Chris Watkin: So when you say educate, what are we talking about, making their life better, talking about the stuff they're interested in like the property market, or what's coming on the market, or what neighborhood stuff is selling, those sort of things?
Tom Panos: Okay, so-
Chris Watkin: Or the value of their houses, or all of the above?
Tom Panos: All of the above, but always begin with this question, what keeps my clients up at night? What keeps my client up at night?
Chris Watkin: Fears?
Tom Panos: Fears. What's stressing them? What problem have they got? Then what you do is you take that problem, you create information and content, which sometimes you create it, sometimes you curate it, and what you do is you provide that to your client, because what you want to do is to become their estate agent before they need an estate agent. So when they need an estate agent, they have already got a brain tattoo of you in their head. That's what you need to do.
Tom Panos: So Chris, what does that look like specifically? Well, at the moment, we are in Park Lane, Mayfair, and let me tell you the thing that keeps a client up in this area could be different to what keeps a client up in Doncaster. So what you've got to do is you can't be that lazy bludger that says, “I'll just take what he's doing and give it to my marketplace.”

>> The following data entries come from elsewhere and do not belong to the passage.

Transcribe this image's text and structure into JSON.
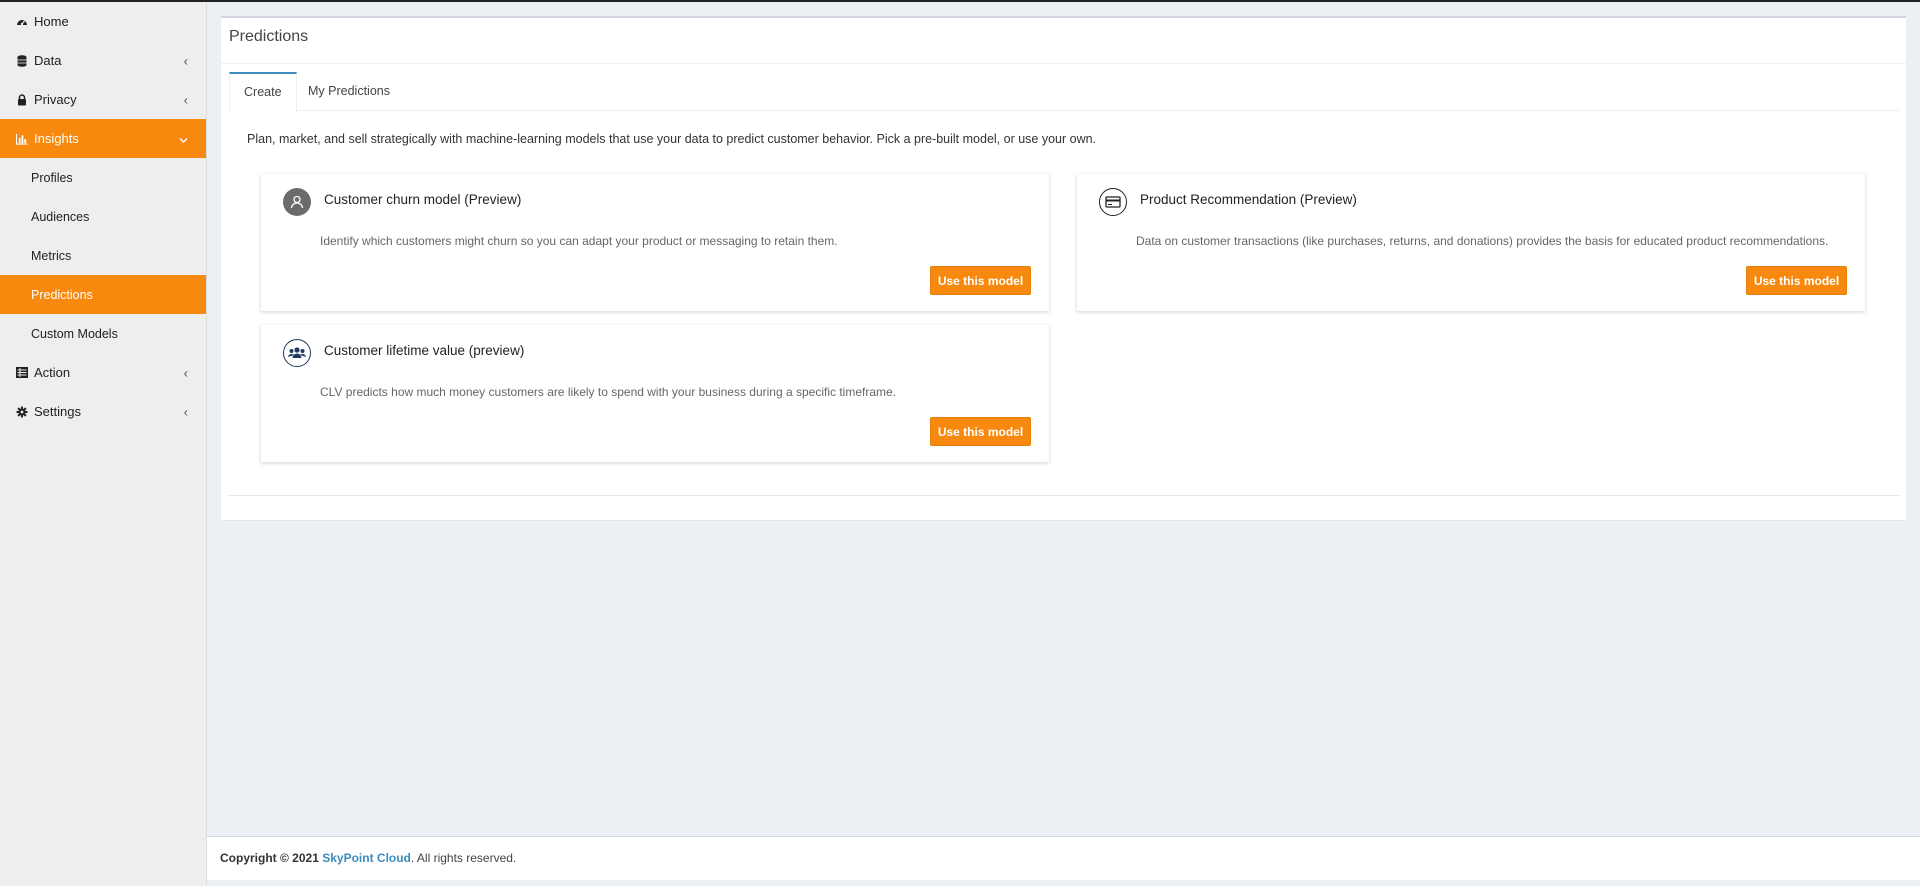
{
  "sidebar": {
    "home": "Home",
    "data": "Data",
    "privacy": "Privacy",
    "insights": "Insights",
    "insights_sub": [
      "Profiles",
      "Audiences",
      "Metrics",
      "Predictions",
      "Custom Models"
    ],
    "action": "Action",
    "settings": "Settings"
  },
  "panel": {
    "title": "Predictions",
    "tabs": [
      "Create",
      "My Predictions"
    ],
    "intro": "Plan, market, and sell strategically with machine-learning models that use your data to predict customer behavior. Pick a pre-built model, or use your own."
  },
  "cards": [
    {
      "title": "Customer churn model (Preview)",
      "description": "Identify which customers might churn so you can adapt your product or messaging to retain them.",
      "button": "Use this model",
      "icon": "user-icon"
    },
    {
      "title": "Product Recommendation (Preview)",
      "description": "Data on customer transactions (like purchases, returns, and donations) provides the basis for educated product recommendations.",
      "button": "Use this model",
      "icon": "credit-card-icon"
    },
    {
      "title": "Customer lifetime value (preview)",
      "description": "CLV predicts how much money customers are likely to spend with your business during a specific timeframe.",
      "button": "Use this model",
      "icon": "users-group-icon"
    }
  ],
  "footer": {
    "copyright": "Copyright © 2021",
    "brand": "SkyPoint Cloud",
    "rights": ". All rights reserved."
  },
  "colors": {
    "accent": "#f7890f",
    "link": "#3c8dbc",
    "background": "#ecf0f5"
  }
}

Tom Panos: What should you be looking at? If there's a new freeway being built, provide content and information and say what will this freeway do to the value of your home? If there's a new development going up in the area, what does this development mean to you? If there's some information of a property that has just been sold for a record price, let the marketplace know. So it's anything to do with the economic conditions of the community in your marketplace. That's what you've got to be doing.